Natural Images 2017©


Fallen blackwood trees, now slowly decomposing in the wet forest
Wide view of a blackwood seed tree reserve
Blackwood seed can lay dormant in the ground for decades until a regenerating fire comes though. Photo: ©Tony Neilson

Tasmanian blackwood – a prized ‘fancy’ hardwood

Writing anything positive about sustainable forestry in Tasmania is fraught with danger.

Not because we fear attack from the island’s army of notoriously uncompromising environmental activists.

But because of the precariousness of virtually everything about the wood business in Tassie, so volatile is the political sentiment there.

So we apologise in advance for any dated references in the following piece about a wonderfully rich native Australian timber species sometimes known as the ‘music tree’.

Blackwood log being broken down in the sawmill
Chocolate growth rings and straw-coloured sapwood give Tasmanian blackwood exceptional figure. Photo: ©Tony Neilson

Poisonous plant list

Tasmanian blackwood (Acacia melanoxylon) is native to eastern Australia and is also referred to as: black wattle, blackwood, hickory, mudgerabah and sally wattle, among others. Interestingly, it also appears on the International Poisonous Plants Checklist by D Jesse Wagstaff, CRC Press.

Blackwood is one of the best-known and most widely used Tasmanian specialty timbers. It is produced in moderate commercial volumes and grows across a broad range of forest types.
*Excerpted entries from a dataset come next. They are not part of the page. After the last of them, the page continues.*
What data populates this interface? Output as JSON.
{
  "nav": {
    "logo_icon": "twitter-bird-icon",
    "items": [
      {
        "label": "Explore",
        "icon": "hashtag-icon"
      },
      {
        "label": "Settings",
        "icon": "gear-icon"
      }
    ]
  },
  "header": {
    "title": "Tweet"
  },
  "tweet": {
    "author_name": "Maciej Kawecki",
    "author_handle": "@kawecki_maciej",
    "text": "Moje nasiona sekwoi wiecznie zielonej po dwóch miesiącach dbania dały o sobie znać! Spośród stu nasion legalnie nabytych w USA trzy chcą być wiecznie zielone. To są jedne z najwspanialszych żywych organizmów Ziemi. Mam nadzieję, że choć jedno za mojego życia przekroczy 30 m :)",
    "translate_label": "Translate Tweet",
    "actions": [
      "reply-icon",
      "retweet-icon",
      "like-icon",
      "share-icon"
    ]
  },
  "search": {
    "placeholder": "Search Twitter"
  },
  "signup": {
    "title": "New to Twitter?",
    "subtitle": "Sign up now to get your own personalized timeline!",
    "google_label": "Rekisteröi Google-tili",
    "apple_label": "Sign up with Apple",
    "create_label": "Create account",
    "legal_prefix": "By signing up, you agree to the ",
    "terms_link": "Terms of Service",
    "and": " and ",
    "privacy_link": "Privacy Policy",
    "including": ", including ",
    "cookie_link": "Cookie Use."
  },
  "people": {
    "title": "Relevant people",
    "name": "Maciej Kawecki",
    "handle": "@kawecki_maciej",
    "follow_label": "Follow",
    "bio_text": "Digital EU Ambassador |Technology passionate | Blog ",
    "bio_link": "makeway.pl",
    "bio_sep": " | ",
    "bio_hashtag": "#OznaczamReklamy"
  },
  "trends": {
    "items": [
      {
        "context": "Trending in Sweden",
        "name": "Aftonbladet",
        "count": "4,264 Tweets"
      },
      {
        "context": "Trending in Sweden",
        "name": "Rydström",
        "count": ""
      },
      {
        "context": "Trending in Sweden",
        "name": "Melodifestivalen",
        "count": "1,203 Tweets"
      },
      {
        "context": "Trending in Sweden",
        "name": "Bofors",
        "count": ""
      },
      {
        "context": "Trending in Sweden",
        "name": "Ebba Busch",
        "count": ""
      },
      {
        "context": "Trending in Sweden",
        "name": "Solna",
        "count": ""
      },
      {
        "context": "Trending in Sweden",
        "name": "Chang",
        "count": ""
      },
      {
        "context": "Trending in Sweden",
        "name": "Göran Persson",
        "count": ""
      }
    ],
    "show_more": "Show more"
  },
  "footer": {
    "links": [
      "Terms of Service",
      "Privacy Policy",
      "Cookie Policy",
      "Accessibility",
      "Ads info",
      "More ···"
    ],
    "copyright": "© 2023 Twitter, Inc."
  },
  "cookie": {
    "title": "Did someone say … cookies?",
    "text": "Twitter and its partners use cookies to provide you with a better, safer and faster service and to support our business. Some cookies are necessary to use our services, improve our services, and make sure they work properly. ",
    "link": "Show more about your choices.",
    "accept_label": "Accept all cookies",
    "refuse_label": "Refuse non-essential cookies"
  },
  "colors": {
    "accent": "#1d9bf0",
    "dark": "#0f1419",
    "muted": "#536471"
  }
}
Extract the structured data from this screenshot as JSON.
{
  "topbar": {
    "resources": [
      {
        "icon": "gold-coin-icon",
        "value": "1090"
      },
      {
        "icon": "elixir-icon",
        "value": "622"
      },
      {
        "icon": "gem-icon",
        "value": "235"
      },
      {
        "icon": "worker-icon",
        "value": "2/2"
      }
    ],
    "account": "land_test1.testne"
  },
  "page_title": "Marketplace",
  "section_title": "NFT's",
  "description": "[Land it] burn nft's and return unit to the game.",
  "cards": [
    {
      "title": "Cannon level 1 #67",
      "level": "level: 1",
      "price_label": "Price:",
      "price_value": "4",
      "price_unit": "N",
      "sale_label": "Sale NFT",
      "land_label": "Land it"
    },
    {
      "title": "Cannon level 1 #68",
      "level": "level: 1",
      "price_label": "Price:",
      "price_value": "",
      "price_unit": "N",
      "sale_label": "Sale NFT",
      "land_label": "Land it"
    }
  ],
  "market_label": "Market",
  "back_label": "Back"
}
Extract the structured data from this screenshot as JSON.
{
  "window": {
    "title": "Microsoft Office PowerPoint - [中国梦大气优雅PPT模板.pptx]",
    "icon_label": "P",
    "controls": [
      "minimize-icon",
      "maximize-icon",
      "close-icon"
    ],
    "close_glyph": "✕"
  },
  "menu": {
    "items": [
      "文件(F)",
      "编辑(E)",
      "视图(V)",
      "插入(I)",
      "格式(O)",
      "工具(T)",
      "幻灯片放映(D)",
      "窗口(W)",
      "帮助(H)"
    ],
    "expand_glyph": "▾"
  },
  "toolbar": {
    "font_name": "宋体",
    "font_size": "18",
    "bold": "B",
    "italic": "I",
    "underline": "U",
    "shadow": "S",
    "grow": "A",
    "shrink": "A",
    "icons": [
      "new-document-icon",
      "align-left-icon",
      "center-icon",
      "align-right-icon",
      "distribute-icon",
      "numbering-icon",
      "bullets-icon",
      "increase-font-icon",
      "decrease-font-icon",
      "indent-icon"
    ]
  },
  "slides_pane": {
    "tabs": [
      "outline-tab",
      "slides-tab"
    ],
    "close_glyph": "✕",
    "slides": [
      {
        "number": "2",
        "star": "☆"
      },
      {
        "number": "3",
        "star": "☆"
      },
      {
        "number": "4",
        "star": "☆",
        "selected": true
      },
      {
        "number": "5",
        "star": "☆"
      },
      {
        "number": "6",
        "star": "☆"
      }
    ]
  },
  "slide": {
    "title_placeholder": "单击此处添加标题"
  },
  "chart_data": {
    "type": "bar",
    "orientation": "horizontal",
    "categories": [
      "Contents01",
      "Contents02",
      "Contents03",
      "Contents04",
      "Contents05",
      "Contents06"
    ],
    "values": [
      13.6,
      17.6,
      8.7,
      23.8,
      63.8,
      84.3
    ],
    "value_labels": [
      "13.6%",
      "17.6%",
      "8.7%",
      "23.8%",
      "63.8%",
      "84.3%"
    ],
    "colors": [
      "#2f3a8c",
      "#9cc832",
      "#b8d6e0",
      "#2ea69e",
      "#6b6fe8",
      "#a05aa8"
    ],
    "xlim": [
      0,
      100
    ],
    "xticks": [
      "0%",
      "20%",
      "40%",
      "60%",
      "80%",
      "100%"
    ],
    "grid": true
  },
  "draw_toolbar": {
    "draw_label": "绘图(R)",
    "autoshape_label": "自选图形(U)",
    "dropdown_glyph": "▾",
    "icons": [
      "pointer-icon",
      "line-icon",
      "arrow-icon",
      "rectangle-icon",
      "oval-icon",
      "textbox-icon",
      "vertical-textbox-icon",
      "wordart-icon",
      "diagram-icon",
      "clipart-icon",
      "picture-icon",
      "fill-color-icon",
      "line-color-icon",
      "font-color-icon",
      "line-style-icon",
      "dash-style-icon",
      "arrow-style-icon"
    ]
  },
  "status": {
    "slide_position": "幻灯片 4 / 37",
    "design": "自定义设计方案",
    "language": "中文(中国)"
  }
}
Sawn and stacked timber drying outdoors
Air-drying sawn blackwood – popular with Tasmanian boat-builders for internal fit-outs. Photo: ©Tony Neilson

The biggest, straightest and tallest trees come from the wet forest and swamps of northwest Tasmania. These almost pure stands in the Smithton area have been the primary source of sustainably harvested blackwood for well over a century.

Awaken the ‘sleeper’

The tree thrives in a moist atmosphere but is generally short-lived. It regenerates easily from seeds that can lay dormant in the soil for decades until after they are activated by fire. Perhaps it should be called ‘the sleeper’?

Nearly 40% of Tasmania’s blackwood forest types are reserved. Around 8000 ha of swamp forest is harvested on a sustained yield basis – generally at 70-year rotations.

After harvest, regeneration treatment involves burning to encourage germination, and fencing to protect seedlings from browsing wildlife.

Rear view of blackwood back on Taylor Guitar
Tasmanian blackwood is favoured by Taylor Guitars for its 300 Series

Beautifully figured

Blackwood is almost always beautifully figured and is a prized ‘fancy’ hardwood for furniture, decorative veneers and flooring.

Sapwood can range in colour from straw to grey-white, with clear demarcation from the heartwood. Heartwood is golden to dark brown, with chocolate growth rings.

Applications include: flooring, lining and cladding, furniture, windows, doors and stairs, fittings and trim, bench tops and joinery, musical instruments, craft items and turnery.

REFERENCES: Tasmanian Timber Promotion Board (TTPB), Wikipedia, Island Specialty Timbers and A Field Guide to Australian Trees by Ivan Holiday.)

(Editor: This item is in keeping with the raison d’etre of Natural Images – ‘Thinking about Sustainability’. It is not an advertorial.)

©Natural Images 2017